*** Opening Source data ***
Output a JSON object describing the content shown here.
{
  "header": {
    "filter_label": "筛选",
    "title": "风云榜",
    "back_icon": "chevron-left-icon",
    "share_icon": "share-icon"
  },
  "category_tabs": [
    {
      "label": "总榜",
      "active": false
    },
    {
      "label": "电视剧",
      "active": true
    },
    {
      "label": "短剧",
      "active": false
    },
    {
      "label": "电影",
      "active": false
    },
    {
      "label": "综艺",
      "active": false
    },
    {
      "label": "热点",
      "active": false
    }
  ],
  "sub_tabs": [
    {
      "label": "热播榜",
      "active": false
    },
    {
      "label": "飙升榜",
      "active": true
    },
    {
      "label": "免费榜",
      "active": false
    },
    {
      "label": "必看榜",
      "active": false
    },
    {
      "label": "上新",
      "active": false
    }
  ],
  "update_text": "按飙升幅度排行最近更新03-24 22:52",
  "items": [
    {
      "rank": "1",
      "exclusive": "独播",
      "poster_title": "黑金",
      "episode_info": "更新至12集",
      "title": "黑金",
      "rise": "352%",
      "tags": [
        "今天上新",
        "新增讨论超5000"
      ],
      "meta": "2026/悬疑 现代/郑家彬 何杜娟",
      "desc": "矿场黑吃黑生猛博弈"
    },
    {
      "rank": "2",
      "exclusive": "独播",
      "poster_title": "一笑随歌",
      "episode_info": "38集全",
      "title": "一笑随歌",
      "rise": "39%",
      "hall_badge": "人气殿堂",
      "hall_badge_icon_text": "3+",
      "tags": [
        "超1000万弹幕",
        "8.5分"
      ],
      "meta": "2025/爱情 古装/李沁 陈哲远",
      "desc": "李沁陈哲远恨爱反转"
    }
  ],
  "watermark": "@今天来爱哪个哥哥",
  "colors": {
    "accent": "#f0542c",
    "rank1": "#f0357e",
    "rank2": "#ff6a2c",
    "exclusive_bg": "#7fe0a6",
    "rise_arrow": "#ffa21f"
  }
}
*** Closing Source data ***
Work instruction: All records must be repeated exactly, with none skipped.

Task output:
Output a JSON object describing the content shown here.
{
  "header": {
    "filter_label": "筛选",
    "title": "风云榜",
    "back_icon": "chevron-left-icon",
    "share_icon": "share-icon"
  },
  "category_tabs": [
    {
      "label": "总榜",
      "active": false
    },
    {
      "label": "电视剧",
      "active": true
    },
    {
      "label": "短剧",
      "active": false
    },
    {
      "label": "电影",
      "active": false
    },
    {
      "label": "综艺",
      "active": false
    },
    {
      "label": "热点",
      "active": false
    }
  ],
  "sub_tabs": [
    {
      "label": "热播榜",
      "active": false
    },
    {
      "label": "飙升榜",
      "active": true
    },
    {
      "label": "免费榜",
      "active": false
    },
    {
      "label": "必看榜",
      "active": false
    },
    {
      "label": "上新",
      "active": false
    }
  ],
  "update_text": "按飙升幅度排行最近更新03-24 22:52",
  "items": [
    {
      "rank": "1",
      "exclusive": "独播",
      "poster_title": "黑金",
      "episode_info": "更新至12集",
      "title": "黑金",
      "rise": "352%",
      "tags": [
        "今天上新",
        "新增讨论超5000"
      ],
      "meta": "2026/悬疑 现代/郑家彬 何杜娟",
      "desc": "矿场黑吃黑生猛博弈"
    },
    {
      "rank": "2",
      "exclusive": "独播",
      "poster_title": "一笑随歌",
      "episode_info": "38集全",
      "title": "一笑随歌",
      "rise": "39%",
      "hall_badge": "人气殿堂",
      "hall_badge_icon_text": "3+",
      "tags": [
        "超1000万弹幕",
        "8.5分"
      ],
      "meta": "2025/爱情 古装/李沁 陈哲远",
      "desc": "李沁陈哲远恨爱反转"
    }
  ],
  "watermark": "@今天来爱哪个哥哥",
  "colors": {
    "accent": "#f0542c",
    "rank1": "#f0357e",
    "rank2": "#ff6a2c",
    "exclusive_bg": "#7fe0a6",
    "rise_arrow": "#ffa21f"
  }
}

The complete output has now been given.